Other Christmas tree items that can pose as potential problems… Tinsel, ribbons, and icicles if swallowed, can cause digestive blockages, possibly requiring surgery. Strings of lights and electrical cords, if chewed, pose the risk of electrocution, burns to the mouth, or even fire. So… if it gets too quiet, make sure you know where your Tibbie is and what he’s up to.
It’s probably a good idea to leave the gift ribbons and bows off of the packages that you place under the tree until right before it’s time to exchange gifts. These are way too tempting to the ever curious Tibetan Spaniel and can be harmful to your pet if swallowed.
Christmas plants such as holly (moderate to very toxic, especially the berries and leaves), poinsettia (leaves and stems low in toxicity), mistletoe (very toxic, all parts, especially the berries), ivy (moderate to very toxic, all parts) and hibiscus (may cause vomiting or bloody diarrhea if ingested) are beautiful and make homes festive during the holidays but can be very dangerous to dogs.
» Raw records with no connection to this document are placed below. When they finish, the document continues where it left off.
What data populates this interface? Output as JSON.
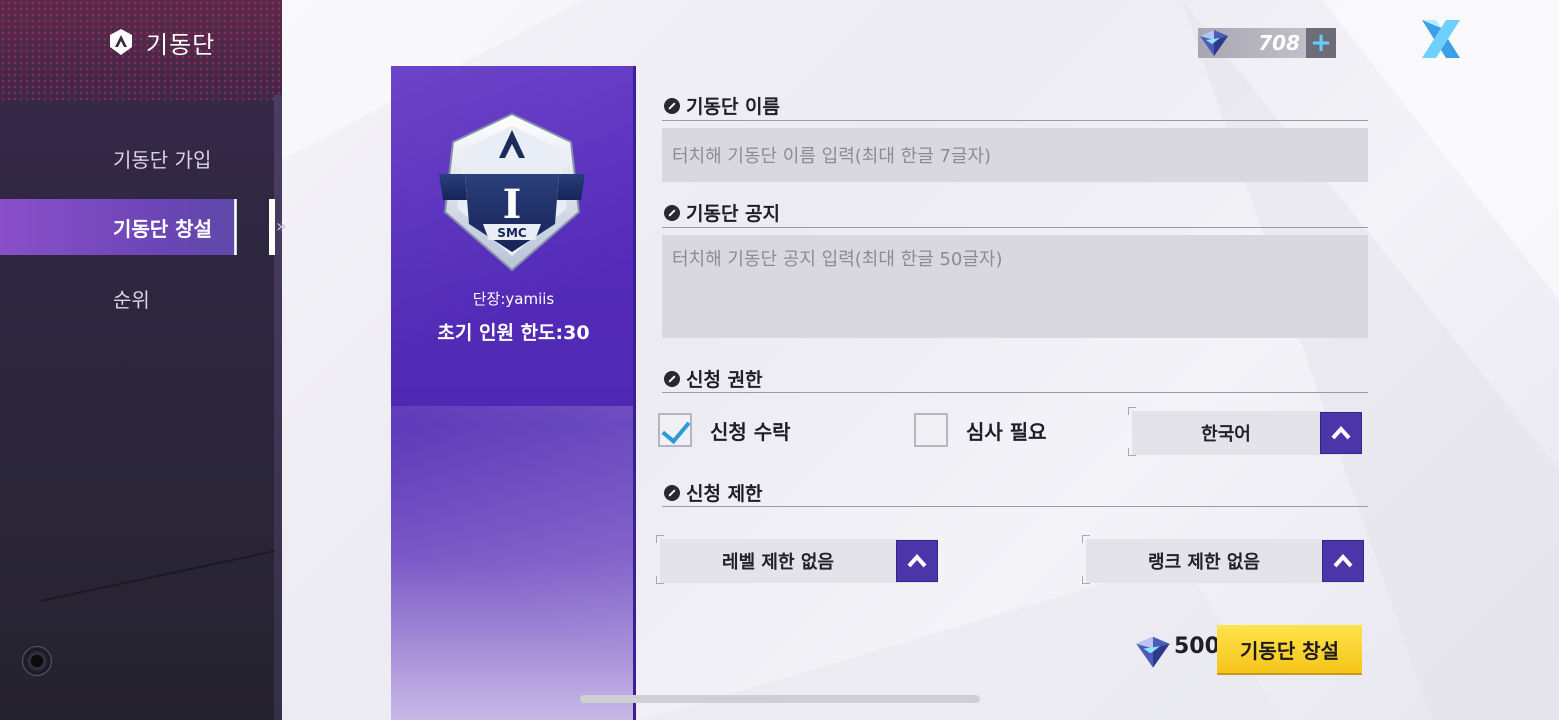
{
  "sidebar": {
    "title": "기동단",
    "items": [
      {
        "label": "기동단 가입",
        "active": false
      },
      {
        "label": "기동단 창설",
        "active": true
      },
      {
        "label": "순위",
        "active": false
      }
    ]
  },
  "banner": {
    "emblem_letter": "I",
    "emblem_tag": "SMC",
    "leader": "단장:yamiis",
    "member_limit": "초기 인원 한도:30"
  },
  "currency": {
    "amount": "708",
    "plus": "+"
  },
  "form": {
    "name_section": "기동단 이름",
    "name_placeholder": "터치해 기동단 이름 입력(최대 한글 7글자)",
    "notice_section": "기동단 공지",
    "notice_placeholder": "터치해 기동단 공지 입력(최대 한글 50글자)",
    "permission_section": "신청 권한",
    "accept_label": "신청 수락",
    "accept_checked": true,
    "review_label": "심사 필요",
    "review_checked": false,
    "language_value": "한국어",
    "restriction_section": "신청 제한",
    "level_value": "레벨 제한 없음",
    "rank_value": "랭크 제한 없음"
  },
  "footer": {
    "cost": "500",
    "create_label": "기동단 창설"
  },
  "colors": {
    "accent": "#4a36a8",
    "banner": "#5b2fc2",
    "create_button": "#f9d632",
    "check": "#2c9ad8"
  }
}
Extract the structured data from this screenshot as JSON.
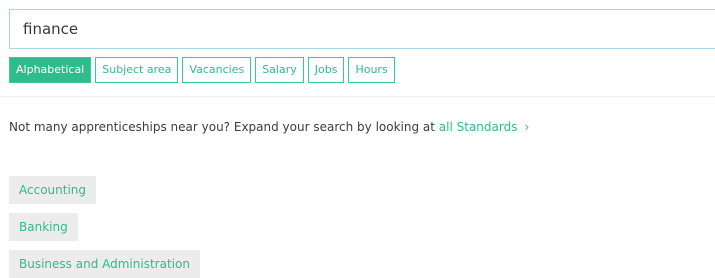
{
  "search": {
    "value": "finance"
  },
  "sort_tabs": [
    {
      "label": "Alphabetical",
      "active": true
    },
    {
      "label": "Subject area",
      "active": false
    },
    {
      "label": "Vacancies",
      "active": false
    },
    {
      "label": "Salary",
      "active": false
    },
    {
      "label": "Jobs",
      "active": false
    },
    {
      "label": "Hours",
      "active": false
    }
  ],
  "notice": {
    "text": "Not many apprenticeships near you? Expand your search by looking at ",
    "link_text": "all Standards",
    "chevron": "›"
  },
  "results": [
    {
      "label": "Accounting"
    },
    {
      "label": "Banking"
    },
    {
      "label": "Business and Administration"
    }
  ],
  "colors": {
    "accent": "#2fbc8c",
    "search_border": "#a9d6e8",
    "chip_background": "#ececec"
  }
}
Be sure to place these out of the reach of your Tibbie. Keep in mind that most Tibbies are climbers and will get on your table if given a chance.
Not all Tibbies enjoy wearing clothes but some love the extra attention a cute doggy outfit can bring. A fancy dress or tuxedo and a trip for a photo with Santa can make Christmas fun for some dogs, while preserving a memory for the owner. Pet stores and many online sites offer a great selection of dog clothing to choose from. Make sure the apparel chosen does not hamper your Tibbie’s movements or pose danger of him getting tangled up. Never leave your dressed up Tibbie along.
Symptoms such as vomiting, gagging, diarrhea, constipation, lethargy or any change in behavior or appearance can indicate that the dog has been exposed to something dangerous and should be treated as an emergency.